It’s also an important part of a self-watch to try to plan and budget your time before you get to it. At the beginning of each week and each day, look ahead to the activities and people you expect to engage, and begin praying about your thoughts, affections, priorities, words, and deeds, so that you use them in a manner that allows grace to flow freely from within you. Watch your time before you get to it, and you’re much more likely to use it wisely (Ps. 90.12; Eph. 5.15-17).

Longer-term planning – projects, goals, areas of needed growth – should also be part of our self-watch regimen, committing our time and lives to the Lord for the long haul, and not just the short.

This may seem tedious; actually, it can be very rewarding, and most useful in helping us live closer to the Lord in real and practical ways.

We are to keep a healthy self-watch going at all times – and to persist in this – so that we can know more of the glorious benefits of the saving mercy of God. What’s your strategy for keeping watch over your life?

For Reflection
1. What can you expect if you do not exercise a consistent self-watch?

2. Where can you improve your self-watch, beginning today?

Psalm 139.23, 24 (Ripley: Hallelujah, Praise Jehovah, O My Soul)
Search my heart, O Lord, and know me, as You only, Lord, can do.
Test my thoughts and contemplations, whether they be vain or true.
Let there be no sin in me, Lord, nothing that Your Spirit grieves.
Lead me in the righteous way, Lord, unto everlasting peace!

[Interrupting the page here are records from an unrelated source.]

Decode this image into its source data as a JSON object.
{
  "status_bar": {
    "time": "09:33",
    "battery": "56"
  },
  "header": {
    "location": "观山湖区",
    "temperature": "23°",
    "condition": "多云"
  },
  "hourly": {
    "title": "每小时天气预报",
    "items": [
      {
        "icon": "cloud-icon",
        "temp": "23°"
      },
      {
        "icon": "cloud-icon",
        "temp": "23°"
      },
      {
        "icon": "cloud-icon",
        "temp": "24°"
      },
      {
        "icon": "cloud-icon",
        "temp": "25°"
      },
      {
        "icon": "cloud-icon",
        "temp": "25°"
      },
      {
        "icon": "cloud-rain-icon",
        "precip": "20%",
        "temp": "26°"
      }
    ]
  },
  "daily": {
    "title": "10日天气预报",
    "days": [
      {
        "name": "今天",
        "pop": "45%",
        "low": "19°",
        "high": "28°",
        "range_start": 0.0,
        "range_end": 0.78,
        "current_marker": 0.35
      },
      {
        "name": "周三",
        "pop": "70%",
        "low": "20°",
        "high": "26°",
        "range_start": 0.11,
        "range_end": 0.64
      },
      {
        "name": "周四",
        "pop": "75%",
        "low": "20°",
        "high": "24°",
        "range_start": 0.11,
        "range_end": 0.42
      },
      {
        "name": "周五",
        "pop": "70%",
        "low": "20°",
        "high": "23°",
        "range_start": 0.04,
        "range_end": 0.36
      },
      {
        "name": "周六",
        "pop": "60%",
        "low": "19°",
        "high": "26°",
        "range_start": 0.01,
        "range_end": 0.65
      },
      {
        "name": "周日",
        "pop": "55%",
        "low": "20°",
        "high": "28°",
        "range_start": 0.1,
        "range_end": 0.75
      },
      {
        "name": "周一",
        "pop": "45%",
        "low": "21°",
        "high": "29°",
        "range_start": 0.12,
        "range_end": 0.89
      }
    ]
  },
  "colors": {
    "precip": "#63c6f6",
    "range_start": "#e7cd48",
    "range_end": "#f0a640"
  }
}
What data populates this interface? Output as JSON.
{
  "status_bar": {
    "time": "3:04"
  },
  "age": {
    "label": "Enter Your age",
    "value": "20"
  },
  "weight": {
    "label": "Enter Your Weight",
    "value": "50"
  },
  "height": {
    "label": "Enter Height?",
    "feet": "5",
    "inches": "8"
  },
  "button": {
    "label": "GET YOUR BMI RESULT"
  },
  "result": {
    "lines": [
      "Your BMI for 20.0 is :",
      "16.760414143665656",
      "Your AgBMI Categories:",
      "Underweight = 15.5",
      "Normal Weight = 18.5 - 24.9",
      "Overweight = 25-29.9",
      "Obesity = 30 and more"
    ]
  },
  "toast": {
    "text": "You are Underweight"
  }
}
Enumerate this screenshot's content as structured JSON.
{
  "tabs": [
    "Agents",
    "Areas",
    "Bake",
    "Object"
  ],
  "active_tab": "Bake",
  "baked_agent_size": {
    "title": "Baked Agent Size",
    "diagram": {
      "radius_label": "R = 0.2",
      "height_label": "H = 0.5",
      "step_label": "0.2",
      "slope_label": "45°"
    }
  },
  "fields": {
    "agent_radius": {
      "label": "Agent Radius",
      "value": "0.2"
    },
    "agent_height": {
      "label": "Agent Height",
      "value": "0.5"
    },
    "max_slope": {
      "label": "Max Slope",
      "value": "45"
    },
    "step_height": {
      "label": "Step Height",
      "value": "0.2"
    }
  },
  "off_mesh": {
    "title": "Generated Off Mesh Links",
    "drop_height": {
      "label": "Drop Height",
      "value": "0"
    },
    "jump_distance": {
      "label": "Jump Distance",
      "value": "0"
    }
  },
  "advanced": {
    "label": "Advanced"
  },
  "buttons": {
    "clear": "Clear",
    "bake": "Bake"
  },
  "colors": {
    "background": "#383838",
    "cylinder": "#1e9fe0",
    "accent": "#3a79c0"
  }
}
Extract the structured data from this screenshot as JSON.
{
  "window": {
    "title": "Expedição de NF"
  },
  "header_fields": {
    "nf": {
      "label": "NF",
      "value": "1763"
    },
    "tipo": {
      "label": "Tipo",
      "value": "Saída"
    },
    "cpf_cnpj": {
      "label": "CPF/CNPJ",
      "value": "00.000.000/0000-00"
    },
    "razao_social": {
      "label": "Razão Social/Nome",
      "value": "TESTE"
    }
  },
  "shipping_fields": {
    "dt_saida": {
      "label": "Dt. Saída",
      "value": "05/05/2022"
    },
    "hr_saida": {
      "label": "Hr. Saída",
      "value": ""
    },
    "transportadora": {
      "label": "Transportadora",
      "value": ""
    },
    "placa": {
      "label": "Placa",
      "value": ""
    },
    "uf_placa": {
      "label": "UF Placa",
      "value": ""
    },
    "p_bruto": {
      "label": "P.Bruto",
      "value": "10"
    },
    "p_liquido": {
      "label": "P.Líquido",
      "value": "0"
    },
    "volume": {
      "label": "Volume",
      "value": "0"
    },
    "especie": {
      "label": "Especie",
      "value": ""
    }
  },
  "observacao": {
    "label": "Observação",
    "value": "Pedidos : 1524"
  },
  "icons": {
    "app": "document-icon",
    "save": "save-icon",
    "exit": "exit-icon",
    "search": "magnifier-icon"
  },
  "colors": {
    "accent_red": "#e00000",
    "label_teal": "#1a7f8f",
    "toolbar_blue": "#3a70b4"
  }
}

Search me, O God, and show me where I need to work harder at the self-watch, so that…

You can now listen to a weekly summary of our daily Scriptorium study. Click here for Jeremiah 51. You can also download for free all the weekly studies in this series on the book of Jeremiah by clicking here. If you’re not a subscriber to Scriptorium, use the pop-up at the website to update your subscriptions.

Our book Restore Us! can show you how and why to seek the Lord for revival. We’re offering it at a special price through this month. Just click here.

Thank You
We pray that, if Crosfigell ministers to you, you’ll consider sharing with us in the financial support of our ministry. If the Lord moves you to give, you can use the Contribute button at the website to give with a credit card or through PayPal, or you can send your gift to The Fellowship of Ailbe, 360 Zephyr Road, Williston, VT 05495.

T. M. Moore
Principal
This email address is being protected from spambots. You need JavaScript enabled to view it.

All Psalms for singing from The Ailbe Psalter. Except as indicated, Scripture taken from the New King James Version. © Copyright 1982 by Thomas Nelson, Inc. Used by permission. All rights reserved.

 

[1] Walker, p. 101.

T.M. Moore

T. M. Moore is principal of The Fellowship of Ailbe, a spiritual fellowship in the Celtic Christian tradition. He and his wife, Susie, make their home in Essex Junction, VT.
Books by T. M. Moore